• _ASSIGNMENT_
Every line in the records below with the string "least" is to be copied out.

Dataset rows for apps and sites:

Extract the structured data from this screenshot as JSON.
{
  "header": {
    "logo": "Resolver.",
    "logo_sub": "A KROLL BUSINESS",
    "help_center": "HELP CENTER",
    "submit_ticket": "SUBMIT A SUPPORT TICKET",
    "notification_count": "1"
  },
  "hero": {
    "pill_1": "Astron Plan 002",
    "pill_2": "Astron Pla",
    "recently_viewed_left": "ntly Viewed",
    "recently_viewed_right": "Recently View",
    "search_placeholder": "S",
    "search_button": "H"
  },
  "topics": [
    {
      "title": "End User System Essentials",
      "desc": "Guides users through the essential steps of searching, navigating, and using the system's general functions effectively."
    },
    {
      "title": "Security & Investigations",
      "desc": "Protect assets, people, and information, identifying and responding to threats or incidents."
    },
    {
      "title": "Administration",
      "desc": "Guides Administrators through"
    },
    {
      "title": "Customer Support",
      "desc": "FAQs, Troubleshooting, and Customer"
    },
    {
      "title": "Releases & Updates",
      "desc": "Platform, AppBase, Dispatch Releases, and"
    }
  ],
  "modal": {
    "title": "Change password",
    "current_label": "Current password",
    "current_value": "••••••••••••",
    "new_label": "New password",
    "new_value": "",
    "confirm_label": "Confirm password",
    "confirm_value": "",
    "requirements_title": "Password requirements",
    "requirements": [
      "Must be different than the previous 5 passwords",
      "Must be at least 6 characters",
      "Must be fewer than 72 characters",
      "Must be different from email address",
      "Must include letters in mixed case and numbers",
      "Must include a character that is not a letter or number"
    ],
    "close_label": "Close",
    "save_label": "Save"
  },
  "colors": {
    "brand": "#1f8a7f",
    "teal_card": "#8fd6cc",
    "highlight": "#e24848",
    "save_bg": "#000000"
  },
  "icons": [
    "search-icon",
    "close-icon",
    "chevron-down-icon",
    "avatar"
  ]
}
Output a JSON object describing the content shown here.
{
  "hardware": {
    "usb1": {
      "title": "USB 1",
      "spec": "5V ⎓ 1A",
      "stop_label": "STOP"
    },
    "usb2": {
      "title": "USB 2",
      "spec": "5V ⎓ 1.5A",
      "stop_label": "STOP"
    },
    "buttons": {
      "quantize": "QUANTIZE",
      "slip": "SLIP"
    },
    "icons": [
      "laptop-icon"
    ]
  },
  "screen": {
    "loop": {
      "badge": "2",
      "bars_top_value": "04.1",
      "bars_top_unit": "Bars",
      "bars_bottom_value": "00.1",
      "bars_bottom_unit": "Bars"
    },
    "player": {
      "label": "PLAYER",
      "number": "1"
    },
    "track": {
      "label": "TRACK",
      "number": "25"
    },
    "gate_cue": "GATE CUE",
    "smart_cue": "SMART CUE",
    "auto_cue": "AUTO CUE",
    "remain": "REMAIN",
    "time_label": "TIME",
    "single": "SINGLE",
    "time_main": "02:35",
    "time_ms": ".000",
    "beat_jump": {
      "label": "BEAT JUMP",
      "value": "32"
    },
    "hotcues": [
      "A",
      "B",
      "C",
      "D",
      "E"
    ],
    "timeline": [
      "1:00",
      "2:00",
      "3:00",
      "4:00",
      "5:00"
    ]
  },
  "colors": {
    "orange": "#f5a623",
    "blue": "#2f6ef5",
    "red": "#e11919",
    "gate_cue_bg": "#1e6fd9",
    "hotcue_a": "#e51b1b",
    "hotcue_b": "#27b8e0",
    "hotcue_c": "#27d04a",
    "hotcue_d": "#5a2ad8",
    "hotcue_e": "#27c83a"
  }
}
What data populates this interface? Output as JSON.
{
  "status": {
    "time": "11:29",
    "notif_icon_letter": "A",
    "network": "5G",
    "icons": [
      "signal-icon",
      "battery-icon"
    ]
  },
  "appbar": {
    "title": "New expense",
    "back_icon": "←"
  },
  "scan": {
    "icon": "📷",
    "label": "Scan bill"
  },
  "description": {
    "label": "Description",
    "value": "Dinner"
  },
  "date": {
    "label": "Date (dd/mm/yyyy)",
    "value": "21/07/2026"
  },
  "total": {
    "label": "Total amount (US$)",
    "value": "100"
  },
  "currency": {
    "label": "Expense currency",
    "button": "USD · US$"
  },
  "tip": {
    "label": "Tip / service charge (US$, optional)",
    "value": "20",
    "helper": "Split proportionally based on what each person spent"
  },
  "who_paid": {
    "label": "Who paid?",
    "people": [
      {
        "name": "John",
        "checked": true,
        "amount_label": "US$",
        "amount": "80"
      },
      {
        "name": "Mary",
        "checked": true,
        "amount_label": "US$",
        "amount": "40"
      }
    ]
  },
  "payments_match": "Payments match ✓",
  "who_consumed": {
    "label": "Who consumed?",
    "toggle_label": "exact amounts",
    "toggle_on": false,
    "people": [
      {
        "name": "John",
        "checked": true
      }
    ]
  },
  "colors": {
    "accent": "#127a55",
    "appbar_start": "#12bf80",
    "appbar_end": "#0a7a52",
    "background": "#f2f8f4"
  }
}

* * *

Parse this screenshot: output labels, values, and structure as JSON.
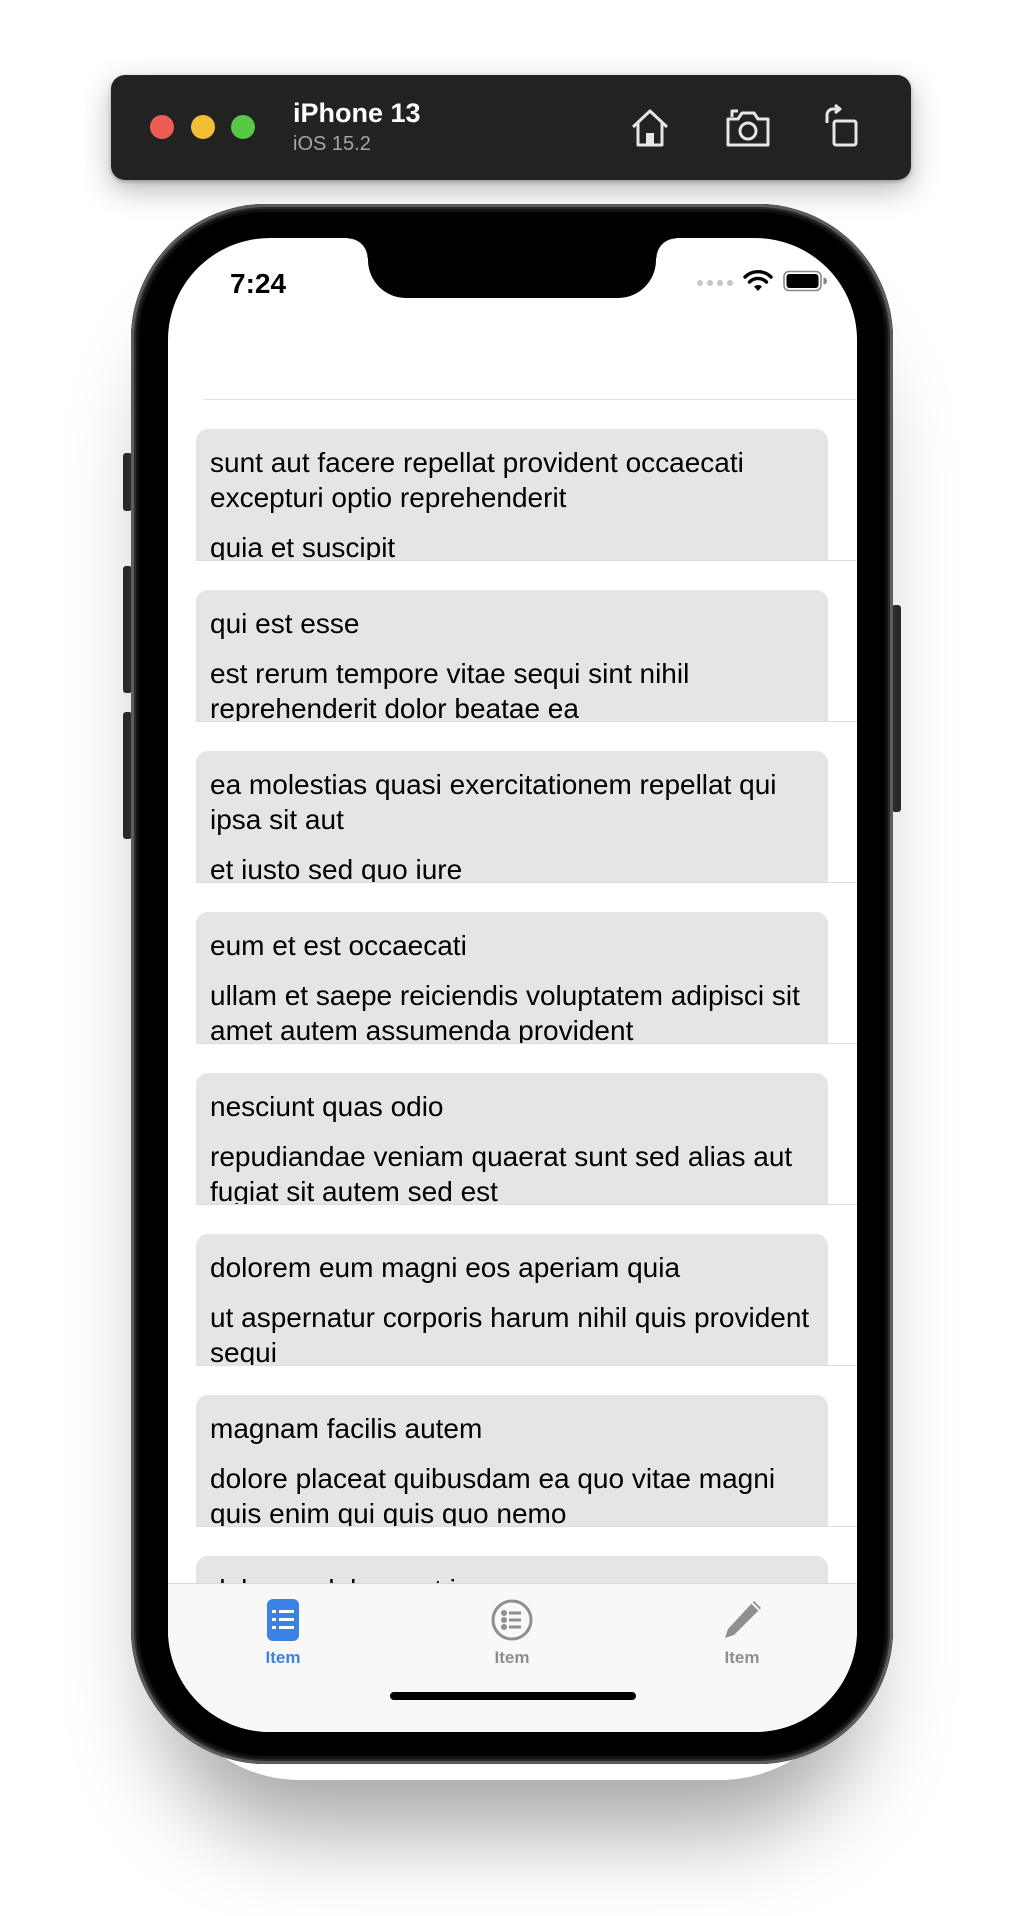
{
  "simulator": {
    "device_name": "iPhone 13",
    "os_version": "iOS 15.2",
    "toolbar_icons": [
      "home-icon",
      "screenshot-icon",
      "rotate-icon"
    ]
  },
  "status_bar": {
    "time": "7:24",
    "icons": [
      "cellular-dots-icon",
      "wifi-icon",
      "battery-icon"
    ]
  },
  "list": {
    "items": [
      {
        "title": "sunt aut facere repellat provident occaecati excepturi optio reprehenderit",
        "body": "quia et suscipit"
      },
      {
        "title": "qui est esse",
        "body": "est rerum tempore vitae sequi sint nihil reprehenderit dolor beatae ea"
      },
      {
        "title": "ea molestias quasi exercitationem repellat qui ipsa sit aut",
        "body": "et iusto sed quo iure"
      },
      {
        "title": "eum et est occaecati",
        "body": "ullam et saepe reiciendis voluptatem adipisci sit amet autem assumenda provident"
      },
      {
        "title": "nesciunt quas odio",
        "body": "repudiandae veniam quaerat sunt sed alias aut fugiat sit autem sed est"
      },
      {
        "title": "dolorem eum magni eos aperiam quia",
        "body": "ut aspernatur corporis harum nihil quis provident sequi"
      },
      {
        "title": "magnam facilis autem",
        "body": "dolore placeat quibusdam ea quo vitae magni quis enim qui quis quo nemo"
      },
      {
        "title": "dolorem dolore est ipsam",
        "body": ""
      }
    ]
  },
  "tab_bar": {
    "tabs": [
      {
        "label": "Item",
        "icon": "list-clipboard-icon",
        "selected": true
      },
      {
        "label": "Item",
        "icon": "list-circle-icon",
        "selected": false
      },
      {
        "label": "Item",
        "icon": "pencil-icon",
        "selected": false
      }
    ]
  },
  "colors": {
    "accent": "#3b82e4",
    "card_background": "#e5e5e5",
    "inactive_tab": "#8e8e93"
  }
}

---

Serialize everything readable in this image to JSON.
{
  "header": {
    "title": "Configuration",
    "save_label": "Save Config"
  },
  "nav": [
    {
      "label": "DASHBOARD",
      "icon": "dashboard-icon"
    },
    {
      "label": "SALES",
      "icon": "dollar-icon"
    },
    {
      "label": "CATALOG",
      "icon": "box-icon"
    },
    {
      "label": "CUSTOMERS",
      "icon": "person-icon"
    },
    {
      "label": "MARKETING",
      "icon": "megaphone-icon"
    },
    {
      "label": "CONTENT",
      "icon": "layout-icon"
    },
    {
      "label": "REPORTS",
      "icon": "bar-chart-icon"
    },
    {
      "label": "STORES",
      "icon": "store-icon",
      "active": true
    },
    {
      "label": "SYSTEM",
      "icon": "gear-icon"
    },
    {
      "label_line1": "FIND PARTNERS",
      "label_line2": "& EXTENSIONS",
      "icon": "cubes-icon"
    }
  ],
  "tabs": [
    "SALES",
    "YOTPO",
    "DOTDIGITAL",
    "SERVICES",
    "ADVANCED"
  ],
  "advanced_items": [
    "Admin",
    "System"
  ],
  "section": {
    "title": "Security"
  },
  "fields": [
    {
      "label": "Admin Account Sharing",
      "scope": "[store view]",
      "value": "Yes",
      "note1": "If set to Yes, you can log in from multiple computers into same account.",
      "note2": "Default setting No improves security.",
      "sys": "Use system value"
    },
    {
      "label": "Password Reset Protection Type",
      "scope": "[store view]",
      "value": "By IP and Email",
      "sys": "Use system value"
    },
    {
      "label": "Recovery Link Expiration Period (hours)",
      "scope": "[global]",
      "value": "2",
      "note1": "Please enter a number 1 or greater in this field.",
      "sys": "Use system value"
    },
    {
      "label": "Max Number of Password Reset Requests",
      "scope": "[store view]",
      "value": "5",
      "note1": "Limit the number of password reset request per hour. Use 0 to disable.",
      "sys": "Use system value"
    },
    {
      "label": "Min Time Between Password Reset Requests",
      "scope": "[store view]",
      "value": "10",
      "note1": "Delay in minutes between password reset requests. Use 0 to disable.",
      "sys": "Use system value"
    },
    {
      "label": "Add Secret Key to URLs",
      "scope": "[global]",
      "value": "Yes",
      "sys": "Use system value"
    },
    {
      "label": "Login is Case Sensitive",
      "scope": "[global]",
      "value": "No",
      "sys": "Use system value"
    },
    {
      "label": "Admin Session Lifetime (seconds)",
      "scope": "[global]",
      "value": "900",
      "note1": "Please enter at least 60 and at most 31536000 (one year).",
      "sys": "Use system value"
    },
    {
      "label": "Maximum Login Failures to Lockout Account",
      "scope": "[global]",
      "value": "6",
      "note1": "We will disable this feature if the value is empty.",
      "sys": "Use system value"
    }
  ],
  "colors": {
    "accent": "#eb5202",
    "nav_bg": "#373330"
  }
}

• _ANSWER FOR THIS EXERCISE_
      "Must be at least 6 characters",
      "note1": "Please enter at least 60 and at most 31536000 (one year).",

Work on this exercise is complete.